Excerpts from a dataset:
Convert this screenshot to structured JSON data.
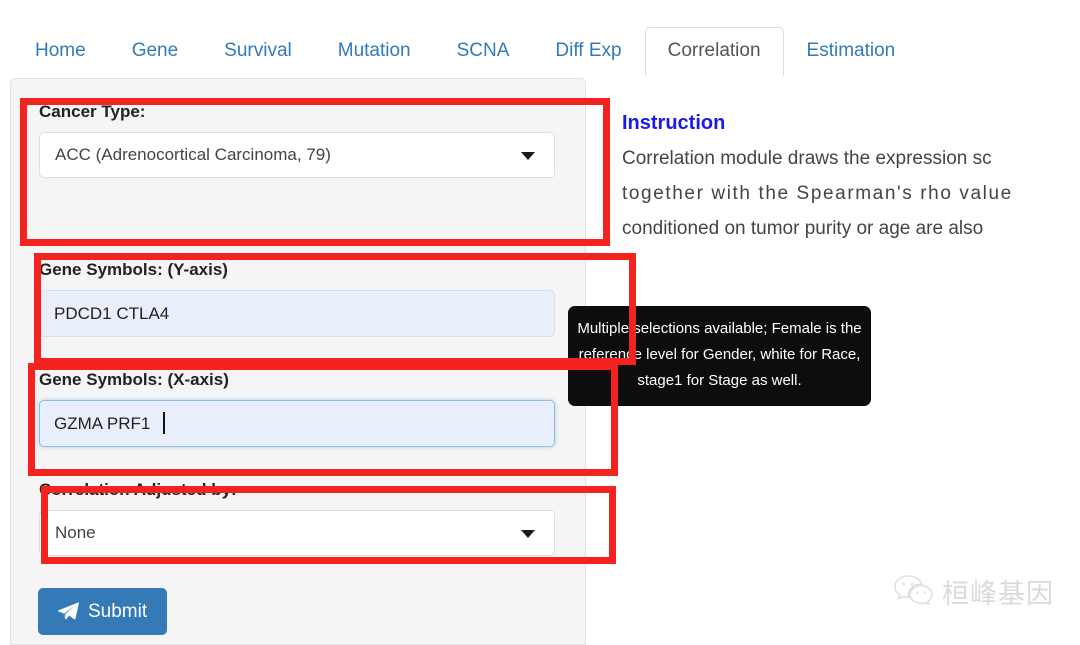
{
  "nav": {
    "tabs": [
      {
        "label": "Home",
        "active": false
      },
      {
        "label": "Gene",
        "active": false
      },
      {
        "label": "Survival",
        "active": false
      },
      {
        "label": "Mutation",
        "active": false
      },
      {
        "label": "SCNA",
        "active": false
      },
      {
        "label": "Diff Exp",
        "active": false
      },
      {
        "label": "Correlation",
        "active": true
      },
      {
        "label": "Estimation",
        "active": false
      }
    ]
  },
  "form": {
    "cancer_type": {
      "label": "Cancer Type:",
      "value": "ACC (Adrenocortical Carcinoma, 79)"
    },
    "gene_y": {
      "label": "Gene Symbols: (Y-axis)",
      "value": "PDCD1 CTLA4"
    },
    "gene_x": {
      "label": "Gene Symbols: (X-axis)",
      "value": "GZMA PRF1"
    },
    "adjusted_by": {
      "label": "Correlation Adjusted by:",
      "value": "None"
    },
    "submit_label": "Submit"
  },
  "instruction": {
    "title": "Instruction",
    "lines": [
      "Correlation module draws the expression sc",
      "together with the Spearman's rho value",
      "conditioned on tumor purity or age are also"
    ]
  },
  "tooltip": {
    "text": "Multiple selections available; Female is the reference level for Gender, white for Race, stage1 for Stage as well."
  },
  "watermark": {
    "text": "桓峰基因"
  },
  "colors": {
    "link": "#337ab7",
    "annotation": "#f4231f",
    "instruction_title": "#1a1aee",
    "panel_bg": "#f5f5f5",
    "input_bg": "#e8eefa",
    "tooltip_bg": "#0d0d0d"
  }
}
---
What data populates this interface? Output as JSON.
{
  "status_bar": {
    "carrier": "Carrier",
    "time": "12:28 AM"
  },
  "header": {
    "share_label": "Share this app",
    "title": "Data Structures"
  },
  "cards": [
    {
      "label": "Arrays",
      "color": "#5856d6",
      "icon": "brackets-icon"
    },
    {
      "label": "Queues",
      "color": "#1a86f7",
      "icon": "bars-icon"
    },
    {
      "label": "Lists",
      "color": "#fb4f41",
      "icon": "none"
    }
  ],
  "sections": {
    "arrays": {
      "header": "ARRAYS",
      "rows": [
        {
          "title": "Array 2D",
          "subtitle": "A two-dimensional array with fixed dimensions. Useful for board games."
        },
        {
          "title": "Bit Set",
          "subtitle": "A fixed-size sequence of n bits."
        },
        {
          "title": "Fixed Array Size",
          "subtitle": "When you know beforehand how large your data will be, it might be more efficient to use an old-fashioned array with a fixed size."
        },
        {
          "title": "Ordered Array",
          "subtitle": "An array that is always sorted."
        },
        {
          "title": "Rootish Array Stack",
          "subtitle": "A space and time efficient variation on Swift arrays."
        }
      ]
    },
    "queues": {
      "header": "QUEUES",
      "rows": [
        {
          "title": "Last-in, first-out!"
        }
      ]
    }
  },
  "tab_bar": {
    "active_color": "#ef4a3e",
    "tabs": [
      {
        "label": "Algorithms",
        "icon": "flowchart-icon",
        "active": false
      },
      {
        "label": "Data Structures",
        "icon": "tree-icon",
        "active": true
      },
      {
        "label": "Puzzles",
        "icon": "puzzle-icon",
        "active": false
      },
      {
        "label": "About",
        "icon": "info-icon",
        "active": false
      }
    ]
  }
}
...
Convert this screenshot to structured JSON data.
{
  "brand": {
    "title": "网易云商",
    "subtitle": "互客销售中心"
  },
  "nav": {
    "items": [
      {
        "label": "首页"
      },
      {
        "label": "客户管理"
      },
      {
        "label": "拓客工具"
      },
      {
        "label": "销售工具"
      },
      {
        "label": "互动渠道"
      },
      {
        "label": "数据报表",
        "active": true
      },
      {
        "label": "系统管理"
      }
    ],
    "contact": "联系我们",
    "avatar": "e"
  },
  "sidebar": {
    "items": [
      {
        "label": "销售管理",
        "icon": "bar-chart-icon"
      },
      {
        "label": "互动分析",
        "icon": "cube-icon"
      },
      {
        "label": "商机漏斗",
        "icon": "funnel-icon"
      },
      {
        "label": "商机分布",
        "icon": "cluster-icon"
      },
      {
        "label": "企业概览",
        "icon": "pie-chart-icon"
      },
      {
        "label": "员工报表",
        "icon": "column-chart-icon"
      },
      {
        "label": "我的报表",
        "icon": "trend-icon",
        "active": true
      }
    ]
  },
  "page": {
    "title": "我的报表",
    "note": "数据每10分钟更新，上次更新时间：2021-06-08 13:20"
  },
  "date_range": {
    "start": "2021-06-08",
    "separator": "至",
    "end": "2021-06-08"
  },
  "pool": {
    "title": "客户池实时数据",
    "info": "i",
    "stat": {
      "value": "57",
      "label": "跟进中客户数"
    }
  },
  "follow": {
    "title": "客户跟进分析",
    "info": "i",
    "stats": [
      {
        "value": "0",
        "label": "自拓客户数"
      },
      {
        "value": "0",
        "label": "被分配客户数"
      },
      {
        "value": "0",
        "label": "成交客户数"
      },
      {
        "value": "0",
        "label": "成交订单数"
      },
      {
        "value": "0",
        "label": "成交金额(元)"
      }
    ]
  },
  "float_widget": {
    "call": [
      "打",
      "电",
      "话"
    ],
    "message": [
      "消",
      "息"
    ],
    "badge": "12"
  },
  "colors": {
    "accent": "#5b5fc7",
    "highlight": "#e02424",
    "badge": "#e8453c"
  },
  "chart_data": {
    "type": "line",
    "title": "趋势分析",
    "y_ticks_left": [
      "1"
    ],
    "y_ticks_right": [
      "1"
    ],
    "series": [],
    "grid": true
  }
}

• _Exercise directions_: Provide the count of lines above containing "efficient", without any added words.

• _Response area_: 2